The research requirements of those who are in the Endodontic Certificate Program are determined by the student's career goals and their personal aspirations. They are required, however, to initiate or take part in a departmental research project under supervision of a faculty member and present their materials, methods, and conclusions in a manuscript that is suitable for publication. Submission of grant proposals, presentation of research results in professional meetings, publication of abstracts/articles are encouraged and supported.
As a part of the requirements mandated by the American Dental Association, all endodontic residents are expected to gain experience in clinical and didactic instruction and be familiar with teaching methodology. Thus, they give formal presentations to the faculty and fellow students and participate in preclinical and clinical teaching of endodontics to the predoctoral dental students.
Endodontic resident teaching is scheduled in the second and/or third year in the three-year program. Teaching should comprise ten percent of the resident's time (about four hours per week) after the first year of training.
Endodontic residents are required to prepare themselves for teaching by reviewing the predoctoral syllabi and familiarize themselves with current predoctoral student clinical requirements and their clinic chart, electronic record, and clinical evaluation procedures. Teaching consists of scheduled assignments in predoctoral laboratory courses and predoctoral endodontic clinic. The teaching starts in the beginning of the second academic year of the program (after participation in the teaching methodology seminar and faculty evaluation calibration exercise) and continues in the third year.
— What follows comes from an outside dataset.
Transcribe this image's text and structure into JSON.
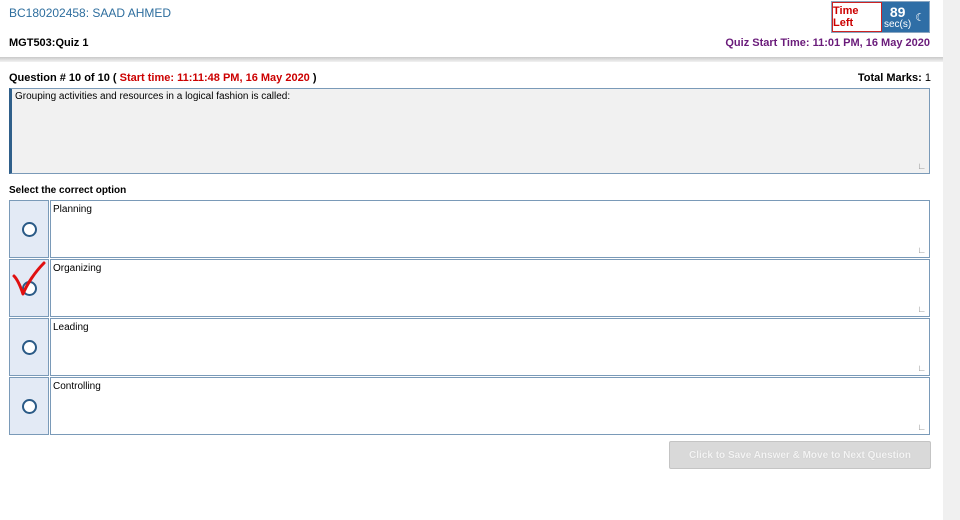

Endodontic residents take part in student clinical evaluation and are authorized to evaluate and grade predoctoral students. They, however, do not evaluate student test cases (only endodontic faculty members are authorized to evaluate predoctoral test cases). Endodontic residents are always scheduled with a faculty member in each teaching session and the faculty member monitors their teaching.
Endodontic residents are not assigned to teach other endodontic residents, however informal clinical consultations between endodontic residents are allowed. The program director evaluates endodontic resident teaching based on their competency in teaching methodology and observation of their teaching performance in the pre-clinic and clinic.
Admission requirements include the following:
- Completed application form.
- $75 application fee payable to UConn Health Center.
- Transcripts from all undergraduate and professional schools.
- Three letters of recommendation and certificate of class standing.
- TOEFL with a minimum score of 550 for paper-based exam or 79 for computer-based exam if the applicant's native language is other than English.
- National Dental Board examination scores are required from graduates of United States and Canadian dental schools.
- Application to the Ph.D. program requires GRE scores and a separate additional application form, with a separate application deadline of December 15.
The application deadline is September 1 of the year preceding July matriculation.
- For more information, see the Resident Salaries, Stipends, Fees and Tuition page and the Financial Aid and Budget page.
The Division of Endodontology offers a one-year Fellowship Program that is available to graduates of the UConn Endodontic Certificate Program. Please submit the completed Fellowship Program application form to the address listed below.
Edmund G. Hohmann
Larz S.W. Spångberg
William E. Dowden
Assistant Professor Emeritus